The film: Another well-written film, a drama with interesting characters. Some thoughts on it: LINK.

The role: Olivia plays Emmy Brown, a naive schoolteacher who is seduced by a gigolo into marrying him, as a way for him to get his visa.

The performance: It’s not a performance for everyone to appreciate, because the role is not spectacular, but I strongly believe nobody could’ve played it better. There’s something about Olivia’s beautiful, innocent face that makes her perfect for such a role (and Melanie in GWTW for that matter) – the performance is all in the eyes and she has to sell the audience that this woman is naive, overly enthusiastic, willing to be loved, but never stupid. It’s a job well done, and a strong 3 (I can’t believe it only ranks 4th!)

The highlight: Being interrogated, and then putting on the glasses.

5. Joan Fontaine, Suspicion

The screentime: approximately 75 minutes and 1 second (76.8% of the film)

The film: The worst Hitchcock film I’ve ever seen and an overall unsatisfying experience. Some thoughts on it: LINK.

The role: Joan plays Lina, a young woman who rushes into marriage without realizing the loser her husband is and maybe even a murderer.

The performance: Poor Joan. Her theatricals that worked mighty fine in Rebecca feel quite out of place here and bring to light the lack of experience of this young actress. Sure, her performance is way better than the film itself and there is something appealing to it. You can tell she’s really trying to carry the film, to keep it together, and the tears are on display in all the right moments, but she does tend to overdo it. With a screenplay that’s failing almost every scene, she is fatally tempted to act more and more.

The highlight: Listening on her husband who’s back from France talking to the Police.

How did the Academy vote for the winner: I almost have no idea.
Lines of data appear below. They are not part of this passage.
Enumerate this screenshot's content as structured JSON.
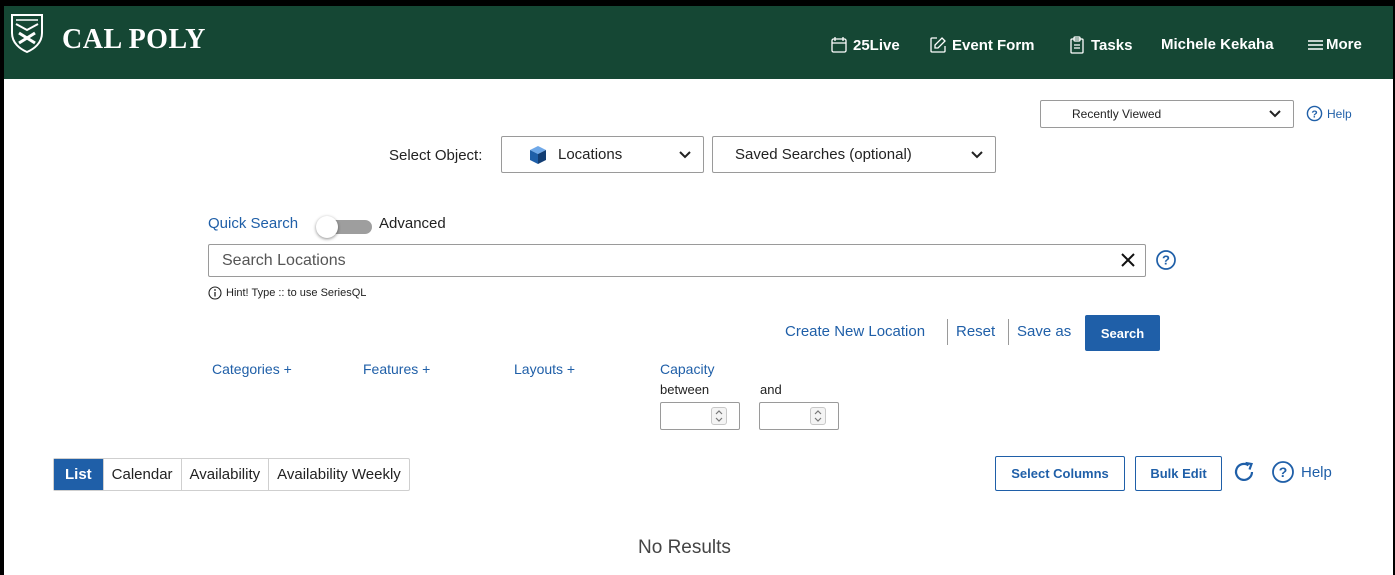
{
  "header": {
    "brand_main": "CAL",
    "brand_poly": "POLY",
    "nav": {
      "live": "25Live",
      "event_form": "Event Form",
      "tasks": "Tasks",
      "user": "Michele Kekaha",
      "more": "More"
    },
    "color": "#154734"
  },
  "recently_viewed": {
    "value": "Recently Viewed"
  },
  "top_help": "Help",
  "object_select": {
    "label": "Select Object:",
    "object": "Locations",
    "saved_searches": "Saved Searches (optional)"
  },
  "search": {
    "quick_label": "Quick Search",
    "advanced_label": "Advanced",
    "placeholder": "Search Locations",
    "hint": "Hint! Type :: to use SeriesQL"
  },
  "actions": {
    "create_new": "Create New Location",
    "reset": "Reset",
    "save_as": "Save as",
    "search": "Search"
  },
  "filters": {
    "categories": "Categories +",
    "features": "Features +",
    "layouts": "Layouts +",
    "capacity": "Capacity",
    "between": "between",
    "and": "and"
  },
  "tabs": [
    "List",
    "Calendar",
    "Availability",
    "Availability Weekly"
  ],
  "toolbar": {
    "select_columns": "Select Columns",
    "bulk_edit": "Bulk Edit",
    "help": "Help"
  },
  "results": {
    "empty": "No Results"
  },
  "accent_color": "#1f5fa8"
}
Let’s start the other way around: although she is amazing & incredible, Bette was probably 5th because she already had 2 leading Oscars by the age of 33. I would foolishly say Olivia was 4th because the film is mostly about Boyer’s character and she doesn’t get flashy scenes. I guess Greer could’ve been 3rd, because the performance is good – what was working against her: she wasn’t that much of a big name at that time. Which means Barbara was 2nd – not so much because of the performance, which is fine, but comedic, but because she had an amazing year with (allegedly) great performances also in The Lady Eve and Meet John Doe. I have no idea why Joan Fontaine won, maybe because of all the faces she makes, because she had lost for Rebecca, maybe because of the disappointing New York Film Critics Circle win. But given that each of them probably had her fans, I woudn’t be surprised is even Olivia was the runner-up.

And that’s about it.
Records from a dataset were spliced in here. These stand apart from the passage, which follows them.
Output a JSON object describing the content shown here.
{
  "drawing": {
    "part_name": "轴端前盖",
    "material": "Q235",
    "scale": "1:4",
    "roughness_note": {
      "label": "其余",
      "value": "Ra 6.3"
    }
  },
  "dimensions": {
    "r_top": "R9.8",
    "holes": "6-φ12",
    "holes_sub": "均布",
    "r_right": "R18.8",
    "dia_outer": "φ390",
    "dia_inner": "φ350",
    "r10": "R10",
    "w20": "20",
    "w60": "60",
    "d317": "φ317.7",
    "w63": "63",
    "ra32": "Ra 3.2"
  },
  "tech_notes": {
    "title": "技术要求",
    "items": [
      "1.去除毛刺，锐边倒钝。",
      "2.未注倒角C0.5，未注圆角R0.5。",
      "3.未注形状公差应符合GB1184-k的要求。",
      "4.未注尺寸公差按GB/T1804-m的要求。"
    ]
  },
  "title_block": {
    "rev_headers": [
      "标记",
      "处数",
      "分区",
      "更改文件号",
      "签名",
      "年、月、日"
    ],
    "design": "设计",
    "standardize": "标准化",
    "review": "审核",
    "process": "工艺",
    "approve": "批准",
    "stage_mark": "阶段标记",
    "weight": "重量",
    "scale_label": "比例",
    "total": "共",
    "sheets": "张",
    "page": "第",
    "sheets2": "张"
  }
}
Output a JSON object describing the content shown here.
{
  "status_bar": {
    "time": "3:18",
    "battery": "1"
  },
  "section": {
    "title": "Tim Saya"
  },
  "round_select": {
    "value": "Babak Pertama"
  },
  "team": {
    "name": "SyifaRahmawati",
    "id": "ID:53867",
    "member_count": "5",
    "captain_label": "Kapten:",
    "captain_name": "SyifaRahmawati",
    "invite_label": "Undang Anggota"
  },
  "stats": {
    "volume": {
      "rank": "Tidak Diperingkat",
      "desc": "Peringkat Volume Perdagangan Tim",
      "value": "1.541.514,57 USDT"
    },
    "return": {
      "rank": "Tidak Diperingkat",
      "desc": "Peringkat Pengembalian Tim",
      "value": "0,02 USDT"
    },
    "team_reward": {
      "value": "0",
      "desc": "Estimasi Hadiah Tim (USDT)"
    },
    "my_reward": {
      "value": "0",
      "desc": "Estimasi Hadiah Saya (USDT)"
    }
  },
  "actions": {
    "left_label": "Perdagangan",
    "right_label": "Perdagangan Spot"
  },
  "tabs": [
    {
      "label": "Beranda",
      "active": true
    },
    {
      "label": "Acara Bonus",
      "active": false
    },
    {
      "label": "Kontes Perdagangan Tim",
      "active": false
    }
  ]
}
What’s next: Another DRAW (!!!). :D Since I’m still in old movies mood, the draw will be from the 1950s and the 1960s. The 16 years entering the draw will be 1951, 1952, 1953, 1954, 1955, 1956, 1958, 1959, 1960, 1961, 1962, 1963, 1964, 1967, 1968 and 1969. [1950, 1957, 1965 & 1966 already discussed].

After announcing the new Best Actress year, I will post my very early predictions for Oscars 2015.

To see other BEST ACTRESS years discussed so far, they’re on the column on the right.